Potty training a German Shepherd puppy is key to living a happy and comfortable life with your furry friend. And trust me, you don’t want those accidents happening all over your house! So, let’s get down to business and learn how to potty train your German Shepherd pup like a pro.
Step-by-Step Instructions for Potty Training Your German Shepherd Puppy
Potty training your German Shepherd puppy can be a challenging task, but with the right approach and consistency, you can make it a breeze. So, let’s jump right into the step-by-step instructions to get your furry friend on the right track!
- Prevention is Key: Set a schedule and stick to it! Take your puppy outside every 2 to 3 hours to prevent accidents indoors. Make sure to keep an eye on their body language and take them out immediately if you notice any signs of needing to go.
- Supervise, Supervise, Supervise: Don’t leave your pup unsupervised to roam freely in your home. Keep an eye on them at all times, especially when they are not in their designated potty area. This will help you catch any accidents before they happen.
- Create a Designated Potty Area: Choose a specific spot in your yard where you want your puppy to do their business. Take them to this spot consistently to establish a routine and reinforce the idea that this is where they should go.
- Positive Reinforcement: When your pup does their business in the designated area, praise them and give them treats or verbal rewards. Positive reinforcement goes a long way in reinforcing good behavior and making potty training a positive experience for your German Shepherd.

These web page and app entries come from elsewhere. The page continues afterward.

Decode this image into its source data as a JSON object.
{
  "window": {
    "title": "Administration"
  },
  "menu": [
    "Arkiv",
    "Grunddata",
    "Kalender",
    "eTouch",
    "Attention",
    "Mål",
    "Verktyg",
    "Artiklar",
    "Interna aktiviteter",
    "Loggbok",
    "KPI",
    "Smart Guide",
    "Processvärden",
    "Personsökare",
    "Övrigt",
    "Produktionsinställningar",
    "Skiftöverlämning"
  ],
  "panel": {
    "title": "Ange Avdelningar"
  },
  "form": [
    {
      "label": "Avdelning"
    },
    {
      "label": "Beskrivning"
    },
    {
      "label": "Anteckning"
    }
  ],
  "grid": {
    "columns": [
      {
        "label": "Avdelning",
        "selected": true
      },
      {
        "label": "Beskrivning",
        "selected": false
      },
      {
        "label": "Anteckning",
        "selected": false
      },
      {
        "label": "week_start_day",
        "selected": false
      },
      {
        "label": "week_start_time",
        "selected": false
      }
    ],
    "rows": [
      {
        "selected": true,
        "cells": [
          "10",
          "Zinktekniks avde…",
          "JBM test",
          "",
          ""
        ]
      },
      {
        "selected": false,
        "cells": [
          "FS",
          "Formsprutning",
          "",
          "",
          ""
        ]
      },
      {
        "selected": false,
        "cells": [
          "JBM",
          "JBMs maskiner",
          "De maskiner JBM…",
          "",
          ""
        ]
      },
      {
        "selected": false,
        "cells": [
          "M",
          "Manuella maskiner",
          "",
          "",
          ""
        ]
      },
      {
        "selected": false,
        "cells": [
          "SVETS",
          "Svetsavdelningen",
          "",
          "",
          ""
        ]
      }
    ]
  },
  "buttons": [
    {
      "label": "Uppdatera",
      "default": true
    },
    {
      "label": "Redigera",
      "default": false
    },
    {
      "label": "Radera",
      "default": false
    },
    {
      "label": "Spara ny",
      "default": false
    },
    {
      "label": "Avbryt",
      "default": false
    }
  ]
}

- Clean up Accidents Properly: If accidents happen indoors, clean them up promptly and thoroughly using an enzymatic cleaner. This will help eliminate any lingering smells that might attract your puppy to go in the same spot again.

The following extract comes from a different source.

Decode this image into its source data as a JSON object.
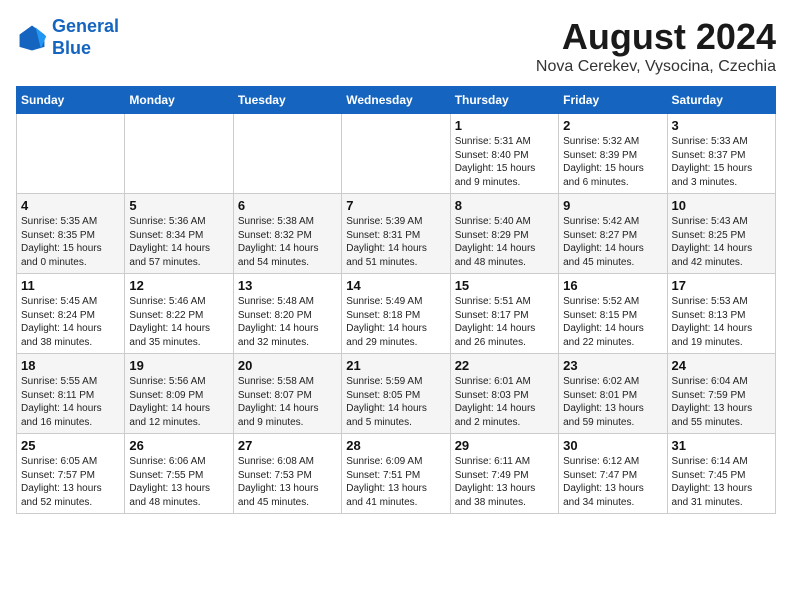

- Consistency is Key: Stick to your potty training routine and be patient. It might take some time for your German Shepherd to fully grasp the concept, but with consistency and positive reinforcement, they will get there.
- Adjust Feeding Schedule: Pay attention to your puppy’s feeding schedule and adjust it accordingly. By establishing a regular feeding routine, you can predict when they will need to go potty and take them outside at the right times.

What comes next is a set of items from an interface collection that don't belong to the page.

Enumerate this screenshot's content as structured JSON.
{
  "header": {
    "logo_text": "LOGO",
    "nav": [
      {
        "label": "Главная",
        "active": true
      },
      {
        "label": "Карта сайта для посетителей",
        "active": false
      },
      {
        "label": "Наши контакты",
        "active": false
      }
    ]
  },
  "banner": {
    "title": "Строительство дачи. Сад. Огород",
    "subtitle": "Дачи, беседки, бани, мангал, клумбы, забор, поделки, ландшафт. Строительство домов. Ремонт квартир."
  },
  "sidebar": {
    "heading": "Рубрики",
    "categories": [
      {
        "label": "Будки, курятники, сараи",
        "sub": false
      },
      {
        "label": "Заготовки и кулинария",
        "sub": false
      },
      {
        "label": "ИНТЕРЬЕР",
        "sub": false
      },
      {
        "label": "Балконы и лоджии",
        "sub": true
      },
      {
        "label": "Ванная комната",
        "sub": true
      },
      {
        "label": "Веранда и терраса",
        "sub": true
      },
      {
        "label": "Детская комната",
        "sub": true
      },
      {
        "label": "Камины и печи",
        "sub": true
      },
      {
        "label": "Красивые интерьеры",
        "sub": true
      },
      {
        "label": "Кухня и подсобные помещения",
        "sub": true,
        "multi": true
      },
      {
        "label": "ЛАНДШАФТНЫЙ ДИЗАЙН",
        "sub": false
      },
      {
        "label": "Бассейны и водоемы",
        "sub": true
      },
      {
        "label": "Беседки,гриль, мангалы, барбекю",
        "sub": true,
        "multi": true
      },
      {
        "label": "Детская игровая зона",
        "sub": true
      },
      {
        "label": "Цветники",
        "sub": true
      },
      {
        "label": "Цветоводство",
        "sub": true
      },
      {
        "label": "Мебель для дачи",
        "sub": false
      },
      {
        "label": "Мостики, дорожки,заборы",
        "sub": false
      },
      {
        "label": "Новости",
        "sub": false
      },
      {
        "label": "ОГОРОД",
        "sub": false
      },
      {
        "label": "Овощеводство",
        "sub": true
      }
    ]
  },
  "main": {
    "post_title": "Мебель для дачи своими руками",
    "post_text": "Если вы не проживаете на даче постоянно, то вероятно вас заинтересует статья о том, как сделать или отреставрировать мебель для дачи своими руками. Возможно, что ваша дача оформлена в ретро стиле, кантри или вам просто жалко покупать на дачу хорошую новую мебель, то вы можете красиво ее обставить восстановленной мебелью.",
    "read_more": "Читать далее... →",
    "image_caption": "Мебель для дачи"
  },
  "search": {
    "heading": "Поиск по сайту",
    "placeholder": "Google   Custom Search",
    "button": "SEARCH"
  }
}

How often does a German Shepherd need to poo?
If you have a young pup, you better buckle up because they have tiny bladders and bowels that can’t hold it for long. They will need to relieve themselves more frequently, usually every 2 to 3 hours. That means you’ll be making 8 to 10 trips outside every single day. But hey, it’s all part of the potty training process, and it’ll pay off in the long run.
As your German Shepherd grows older, their bladder and bowel control will improve. You can start increasing the time between potty breaks by an hour at a time. By the time they reach the age of 6 months, they can usually hold it for longer periods. So, expect them to need to poo around 3 to 4 times a day.
What repels dogs from peeing inside?
Dogs have a super-sensitive nose, and certain scents can actually repel them from peeing in certain areas. One popular option is vinegar. Yup, that’s right, good old vinegar. Mix equal parts water and vinegar and spray it on the spots where your pup has had accidents. The strong smell will deter them from peeing there again. Just be careful not to use vinegar on surfaces that can be damaged by it.
Another scent that dogs tend to dislike is citrus. You can use lemon or orange peels, or even citrus-scented sprays, to keep your furry friend away from areas where they shouldn’t be peeing. Dogs have a natural aversion to citrus, so it’s worth giving it a try.
And finally, let’s not forget the power of nature. If you have a garden or yard, consider planting some dog-repellent plants like lavender, rosemary, or marigold. These plants not only add a touch of beauty to your space but also emit scents that dogs aren’t particularly fond of. Plus, they’ll make your garden smell delightful for you and your human guests.